Mocumentaries screw with our mythological realities — degrading them, laying them wide-open to expose their ridiculous, naked truths to our relatively highbrowed snickering. If Christopher Guest (the writer and star of parodies from This is Spinal Tap to Best in Show) had scripted a take on the American porn industry from behind the scenes, it might have ended up like Pornstar: The Legend of Ron Jeremy. But in spite of its subject — a ridiculously unlikely pornstar and his comic adventures in and out of the sex industry — this is the real thing: an actual documentary on an ironic, minor American hero, B-list celebrity and pop-culture icon.
Filmmaker Scott J. Gill makes Ron Jeremy’s biography into a comic parody of a Horatio Alger story, a fractured American fairy tale.

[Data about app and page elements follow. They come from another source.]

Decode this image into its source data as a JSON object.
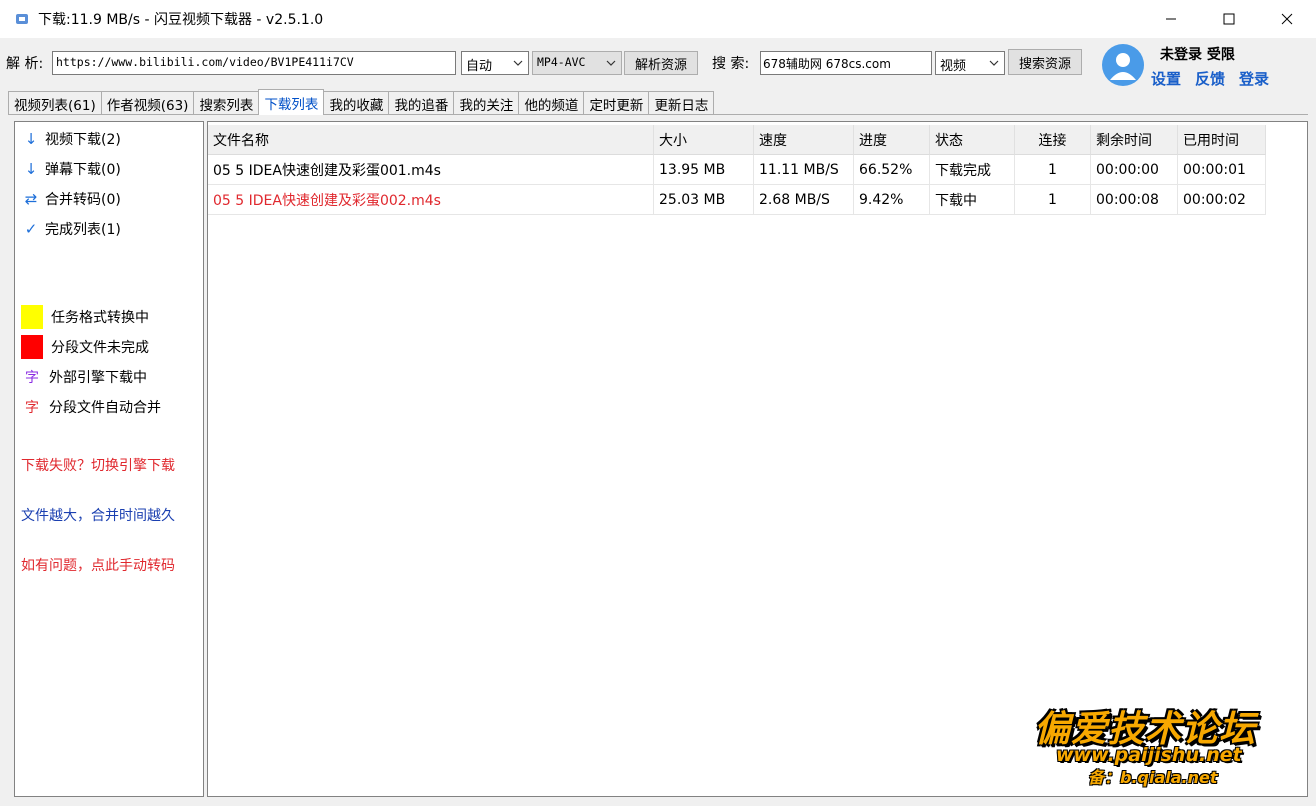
{
  "window": {
    "title": "下载:11.9 MB/s - 闪豆视频下载器 - v2.5.1.0"
  },
  "toolbar": {
    "parse_label": "解 析:",
    "url_value": "https://www.bilibili.com/video/BV1PE411i7CV",
    "mode_select": "自动",
    "format_select": "MP4-AVC",
    "parse_button": "解析资源",
    "search_label": "搜 索:",
    "search_value": "678辅助网 678cs.com",
    "search_type_select": "视频",
    "search_button": "搜索资源"
  },
  "user": {
    "status": "未登录 受限",
    "settings": "设置",
    "feedback": "反馈",
    "login": "登录"
  },
  "tabs": [
    {
      "label": "视频列表(61)"
    },
    {
      "label": "作者视频(63)"
    },
    {
      "label": "搜索列表"
    },
    {
      "label": "下载列表",
      "active": true
    },
    {
      "label": "我的收藏"
    },
    {
      "label": "我的追番"
    },
    {
      "label": "我的关注"
    },
    {
      "label": "他的频道"
    },
    {
      "label": "定时更新"
    },
    {
      "label": "更新日志"
    }
  ],
  "sidebar": {
    "items": [
      {
        "label": "视频下载(2)",
        "icon": "arrow-down-icon"
      },
      {
        "label": "弹幕下载(0)",
        "icon": "arrow-down-icon"
      },
      {
        "label": "合并转码(0)",
        "icon": "swap-icon"
      },
      {
        "label": "完成列表(1)",
        "icon": "check-icon"
      }
    ],
    "legend": [
      {
        "label": "任务格式转换中",
        "color": "#ffff00"
      },
      {
        "label": "分段文件未完成",
        "color": "#ff0000"
      },
      {
        "glyph": "字",
        "glyph_color": "#8a2be2",
        "label": "外部引擎下载中"
      },
      {
        "glyph": "字",
        "glyph_color": "#e0282e",
        "label": "分段文件自动合并"
      }
    ],
    "notes": [
      {
        "text": "下载失败？切换引擎下载",
        "color": "#e0282e"
      },
      {
        "text": "文件越大，合并时间越久",
        "color": "#1a3fb0"
      },
      {
        "text": "如有问题，点此手动转码",
        "color": "#e0282e"
      }
    ]
  },
  "grid": {
    "columns": [
      "文件名称",
      "大小",
      "速度",
      "进度",
      "状态",
      "连接",
      "剩余时间",
      "已用时间"
    ],
    "rows": [
      {
        "name": "05 5 IDEA快速创建及彩蛋001.m4s",
        "size": "13.95 MB",
        "speed": "11.11 MB/S",
        "progress": "66.52%",
        "status": "下载完成",
        "conn": "1",
        "remaining": "00:00:00",
        "elapsed": "00:00:01",
        "highlight": false
      },
      {
        "name": "05 5 IDEA快速创建及彩蛋002.m4s",
        "size": "25.03 MB",
        "speed": "2.68 MB/S",
        "progress": "9.42%",
        "status": "下载中",
        "conn": "1",
        "remaining": "00:00:08",
        "elapsed": "00:00:02",
        "highlight": true
      }
    ]
  },
  "watermark": {
    "title": "偏爱技术论坛",
    "url": "www.paijishu.net",
    "sub": "备：b.qiala.net"
  }
}
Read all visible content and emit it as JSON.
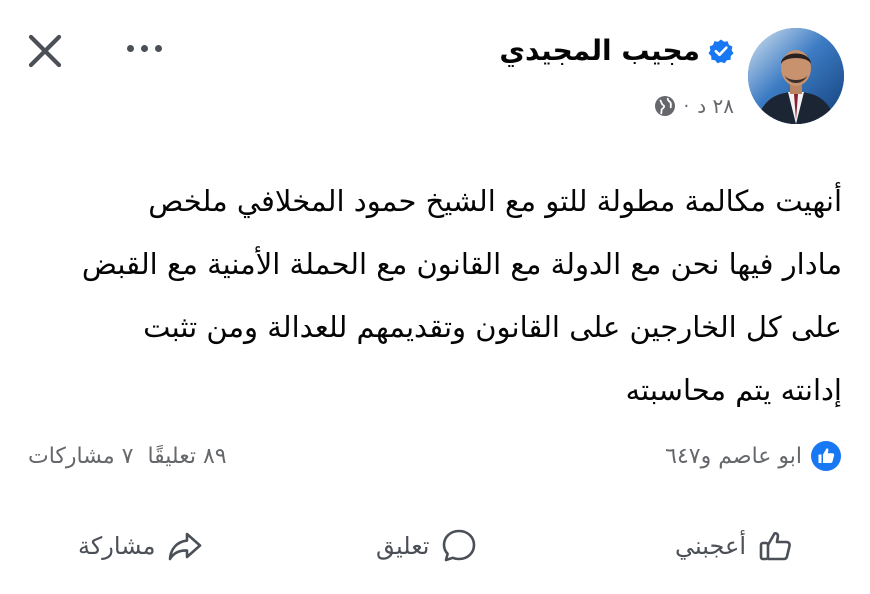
{
  "post": {
    "author_name": "مجيب المجيدي",
    "time": "٢٨ د",
    "separator": "·",
    "lines": [
      "أنهيت مكالمة مطولة للتو مع الشيخ حمود المخلافي ملخص",
      "مادار فيها نحن مع الدولة مع القانون مع الحملة الأمنية مع القبض",
      "على كل الخارجين على القانون وتقديمهم للعدالة  ومن تثبت",
      "إدانته يتم محاسبته"
    ]
  },
  "stats": {
    "reactions": "ابو عاصم و٦٤٧",
    "comments": "٨٩ تعليقًا",
    "shares": "٧ مشاركات"
  },
  "actions": {
    "like": "أعجبني",
    "comment": "تعليق",
    "share": "مشاركة"
  },
  "colors": {
    "text": "#050505",
    "secondary": "#65676b",
    "icon": "#4b4f56",
    "facebook_blue": "#1877f2"
  },
  "icons": [
    "close-icon",
    "more-icon",
    "verified-badge-icon",
    "globe-icon",
    "like-reaction-icon",
    "thumbs-up-icon",
    "comment-icon",
    "share-icon"
  ]
}
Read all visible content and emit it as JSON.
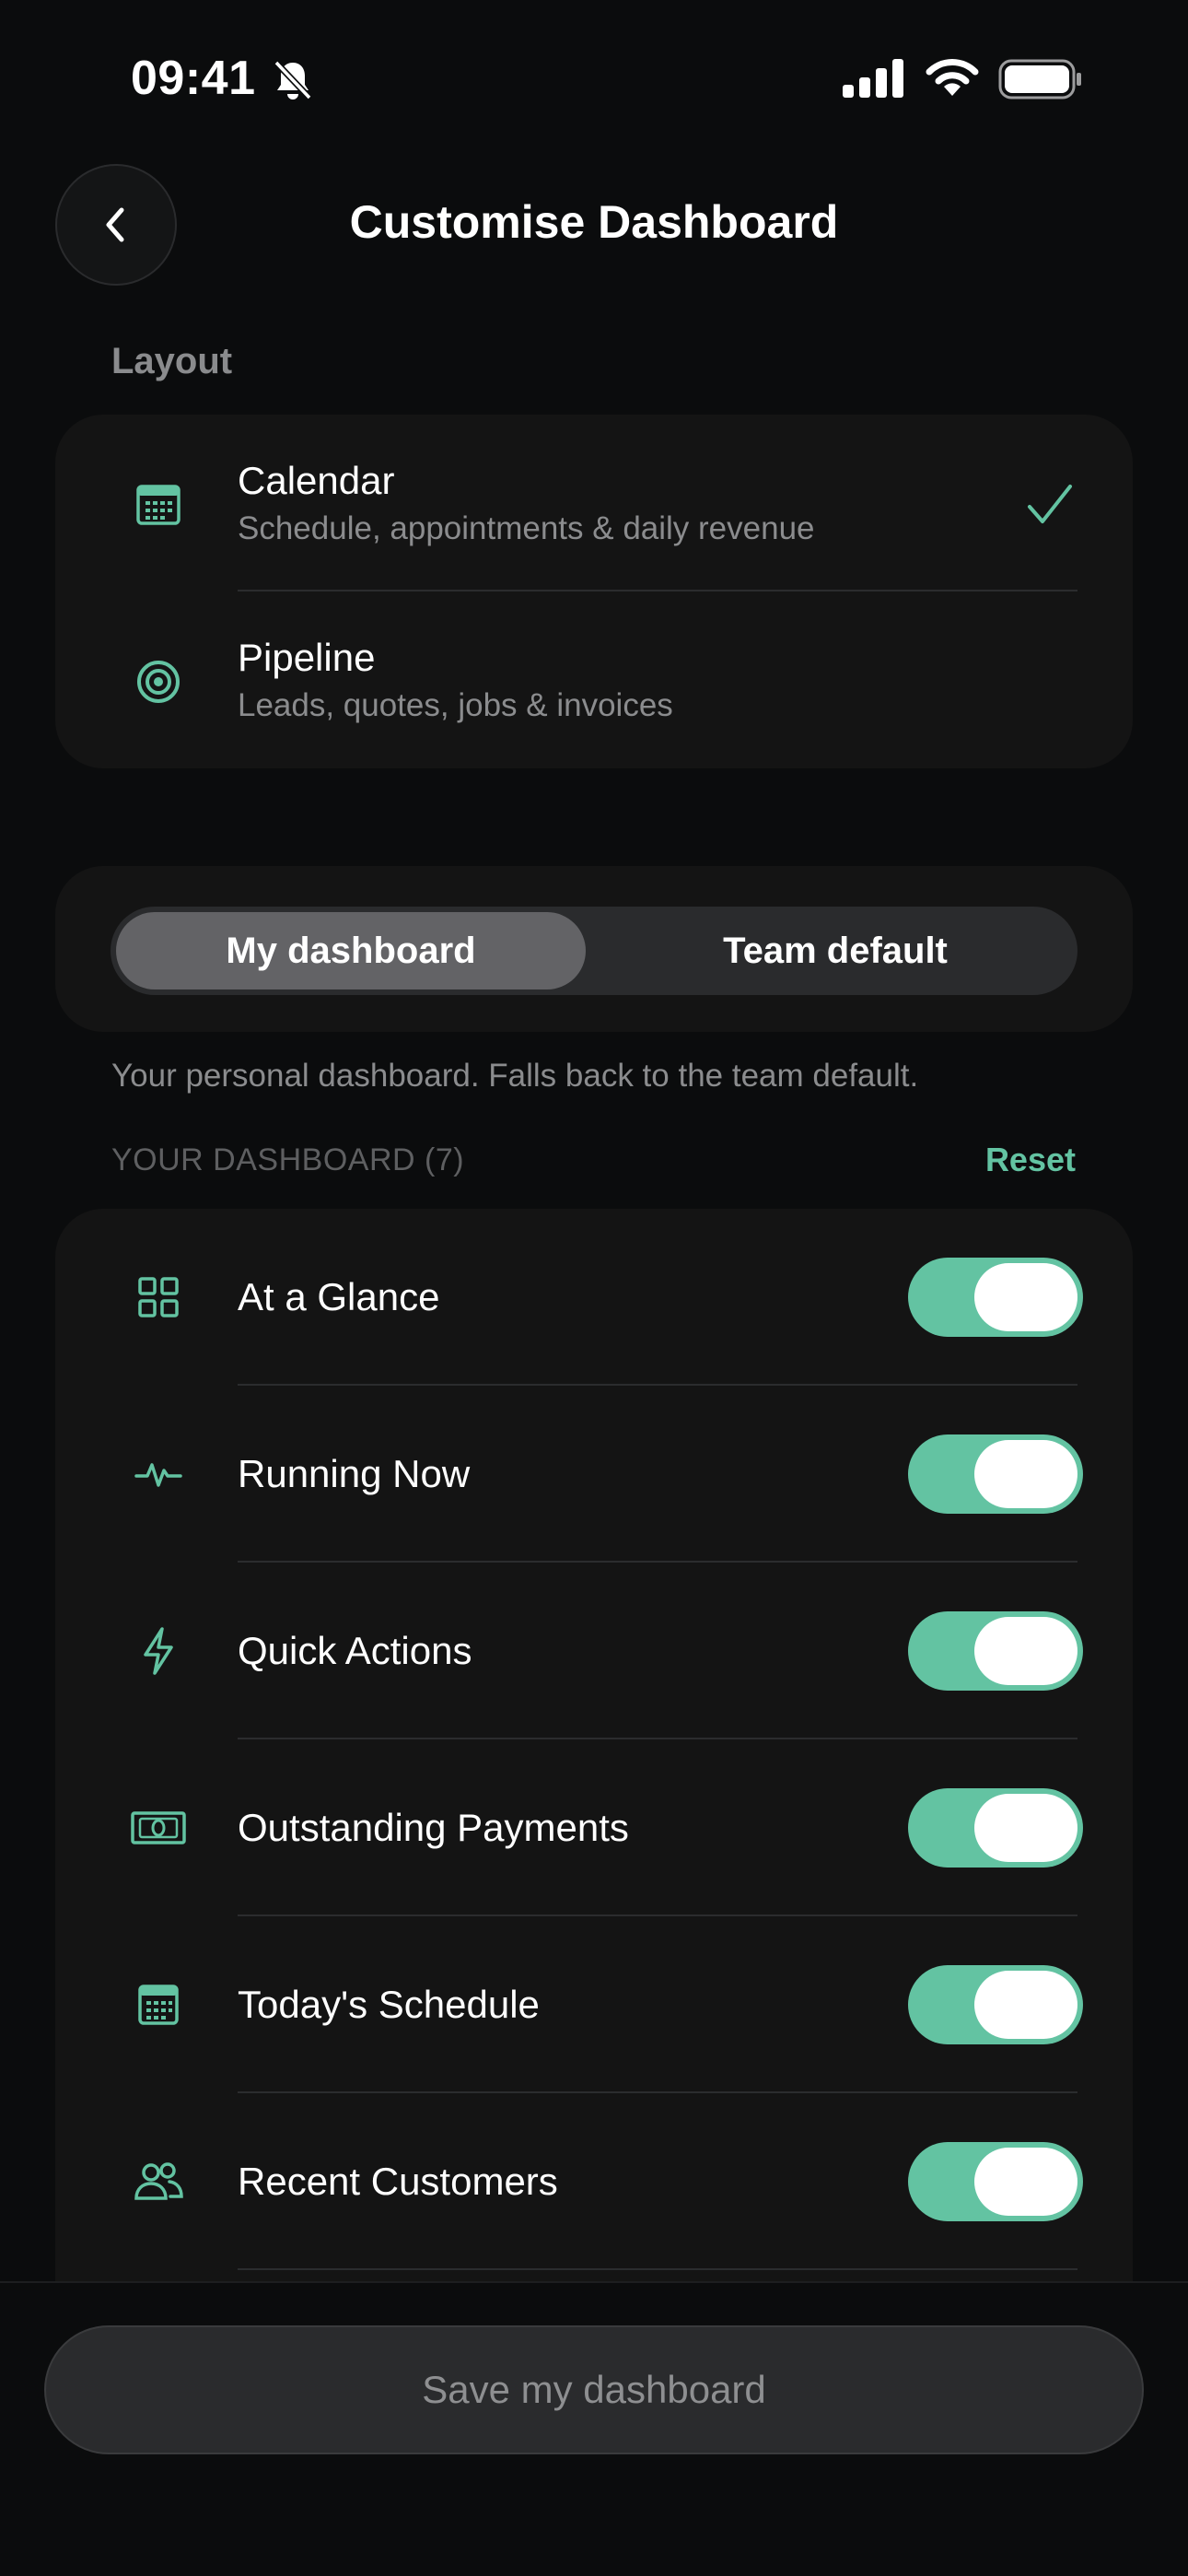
{
  "status_bar": {
    "time": "09:41",
    "icons": [
      "bell-slash-icon",
      "signal-icon",
      "wifi-icon",
      "battery-icon"
    ]
  },
  "header": {
    "title": "Customise Dashboard",
    "back_icon": "chevron-left-icon"
  },
  "layout_section": {
    "label": "Layout",
    "options": [
      {
        "title": "Calendar",
        "subtitle": "Schedule, appointments & daily revenue",
        "icon": "calendar-icon",
        "selected": true
      },
      {
        "title": "Pipeline",
        "subtitle": "Leads, quotes, jobs & invoices",
        "icon": "target-icon",
        "selected": false
      }
    ]
  },
  "segmented": {
    "options": [
      "My dashboard",
      "Team default"
    ],
    "selected": "My dashboard"
  },
  "hint": "Your personal dashboard. Falls back to the team default.",
  "dashboard": {
    "header": "YOUR DASHBOARD (7)",
    "reset_label": "Reset",
    "widgets": [
      {
        "label": "At a Glance",
        "icon": "grid-icon",
        "enabled": true
      },
      {
        "label": "Running Now",
        "icon": "pulse-icon",
        "enabled": true
      },
      {
        "label": "Quick Actions",
        "icon": "lightning-icon",
        "enabled": true
      },
      {
        "label": "Outstanding Payments",
        "icon": "banknote-icon",
        "enabled": true
      },
      {
        "label": "Today's Schedule",
        "icon": "calendar-icon",
        "enabled": true
      },
      {
        "label": "Recent Customers",
        "icon": "users-icon",
        "enabled": true
      }
    ]
  },
  "save_button": {
    "label": "Save my dashboard"
  },
  "colors": {
    "accent": "#63c3a2",
    "background": "#0b0c0d",
    "card": "#141414",
    "muted_text": "#8b8c8e"
  }
}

He assembles media clips (including the softer moments of Jeremy’s hardcore performances), talking-head interviews with Jeremy’s fans, colleagues, friends and family, with home movie footage and slices of the titular pornstar’s off-screen life into a collage that documents the tale of a Jewish boy from Queens, New York, who jerked himself up into dubious stardom by his own overstuffed jockstrap.
John Holmes may have loomed larger (literally and figuratively) in the adult film business, and this isn’t the first documentary on the subject. Holmes, known as the king of porno, is dead (one of the industry’s first and, perhaps surprisingly, few performers to succumb to the AIDS plague) — and documentaries such as Kamikaze Hearts (1986) on Jeremy’s colleague Sharon Mitchell (who makes a cameo appearance in Pornstar) share at least a shadow of Holmes’ tragedy. Jeremy admits to the anxiety and loneliness of a long distinguished run in the professional sex trade. Though Holmes may be porn’s tragic king, in this farce Jeremy is its zany clown prince.
Humor arises from a clash between codes and reversals of our mundane order, making Pornstar a true-life comedy with the laughs on Jeremy — and America. Even the idea is ludicrously laughable: a guy so fat, hairy and ugly that his nickname is “The Hedgehog” makes it into the minor leagues of American celebrity as a sexual superhero? Strange, but true. Gill’s sharp use of these ironies cuts away at our myths about heroes, celebrity and glamour. It seems that in America, any kid can grow up to snatch the gaudy gold ring (a magnet for chicks and bucks) of the mythological superpimp — as long as he has a really big dick.
Opens Friday exclusively at the Main Art Theatre (118 N. Main, Royal Oak). Call 248-542-0180.
E-mail James Keith La Croix at [email protected].